Swoooooooooooon. Oh my goodness, my heart cannot take it.
The plot is this: Bathsheba Everdene (Carey Mulligan) is an independent woman. She meets a charming shepherd, and she is still an independent woman. She inherits a farm and attracts a bachelor from next door, and she is still an independent woman. She meets a soldier, and he touches her, and she gives in–but still, she doesn’t need him. She picks one in the end, but only because she’d like to have him around. There are plenty of sunsets and plenty of sensual moments, and it’s just the best.
I finally got my dad to watch it, and I think he loved it too. “Swooning” is really the perfect word to describe what I do when I watch this movie, and I do it for a million reasons. Watching this movie, my heart is the molten wax that rests near the candle flame, melted and yet so very warm.
Far from the Madding Crowd seems to live in every moment, rarely wishing to cut away, letting the native sounds of the scene pull you in. The acting is exemplary too, and Carey Mulligan needs to do so many more movies with Matthias Schoenaerts (for the record, I spelled it right off the top of my head). Their chemistry is warm and soothing to the soul.

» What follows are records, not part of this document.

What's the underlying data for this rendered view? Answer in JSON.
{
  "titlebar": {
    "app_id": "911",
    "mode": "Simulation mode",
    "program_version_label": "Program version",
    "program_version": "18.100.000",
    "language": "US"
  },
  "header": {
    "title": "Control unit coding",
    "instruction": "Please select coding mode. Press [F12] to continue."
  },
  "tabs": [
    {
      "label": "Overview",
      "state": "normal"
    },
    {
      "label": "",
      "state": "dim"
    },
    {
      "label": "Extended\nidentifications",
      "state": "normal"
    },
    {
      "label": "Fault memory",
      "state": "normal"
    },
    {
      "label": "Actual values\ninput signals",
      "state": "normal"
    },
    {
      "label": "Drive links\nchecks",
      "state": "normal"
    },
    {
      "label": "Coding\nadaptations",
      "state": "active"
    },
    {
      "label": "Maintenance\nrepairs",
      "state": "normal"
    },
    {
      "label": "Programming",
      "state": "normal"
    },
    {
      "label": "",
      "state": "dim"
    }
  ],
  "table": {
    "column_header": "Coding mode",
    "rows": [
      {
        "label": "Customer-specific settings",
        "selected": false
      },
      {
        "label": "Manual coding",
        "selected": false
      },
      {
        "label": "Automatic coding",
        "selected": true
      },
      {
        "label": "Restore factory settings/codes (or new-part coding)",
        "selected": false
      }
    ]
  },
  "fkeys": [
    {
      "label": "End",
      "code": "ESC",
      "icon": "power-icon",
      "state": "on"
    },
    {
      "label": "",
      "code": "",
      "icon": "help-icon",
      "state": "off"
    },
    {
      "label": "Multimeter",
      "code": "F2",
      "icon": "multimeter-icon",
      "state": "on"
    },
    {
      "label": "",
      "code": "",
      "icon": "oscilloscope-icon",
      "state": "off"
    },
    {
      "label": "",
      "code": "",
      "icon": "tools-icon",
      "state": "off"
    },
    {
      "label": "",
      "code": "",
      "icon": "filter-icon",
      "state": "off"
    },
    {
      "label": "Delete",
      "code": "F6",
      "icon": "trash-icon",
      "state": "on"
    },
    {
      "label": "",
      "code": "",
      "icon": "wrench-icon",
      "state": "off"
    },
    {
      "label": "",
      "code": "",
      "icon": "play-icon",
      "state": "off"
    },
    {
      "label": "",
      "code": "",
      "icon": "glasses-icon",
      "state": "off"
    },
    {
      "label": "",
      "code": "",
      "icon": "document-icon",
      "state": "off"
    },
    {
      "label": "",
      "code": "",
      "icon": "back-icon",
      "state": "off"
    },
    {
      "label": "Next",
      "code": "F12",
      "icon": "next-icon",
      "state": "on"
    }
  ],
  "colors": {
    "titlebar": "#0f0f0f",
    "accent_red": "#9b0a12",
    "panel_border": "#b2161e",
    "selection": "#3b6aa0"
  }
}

The story isn’t without its complications, and the film, adapted from the book by Thomas Hardy, solves them beautifully. Even better, director Thomas Vinterberg injects enough art and passion into every frame, you almost want to pause the movie to look at them.
I cannot recommend this film enough, for far too many reasons to count. My incoherence in this review shows you just how this film leaves me. Let it sweep you off your feet, as it always does to me.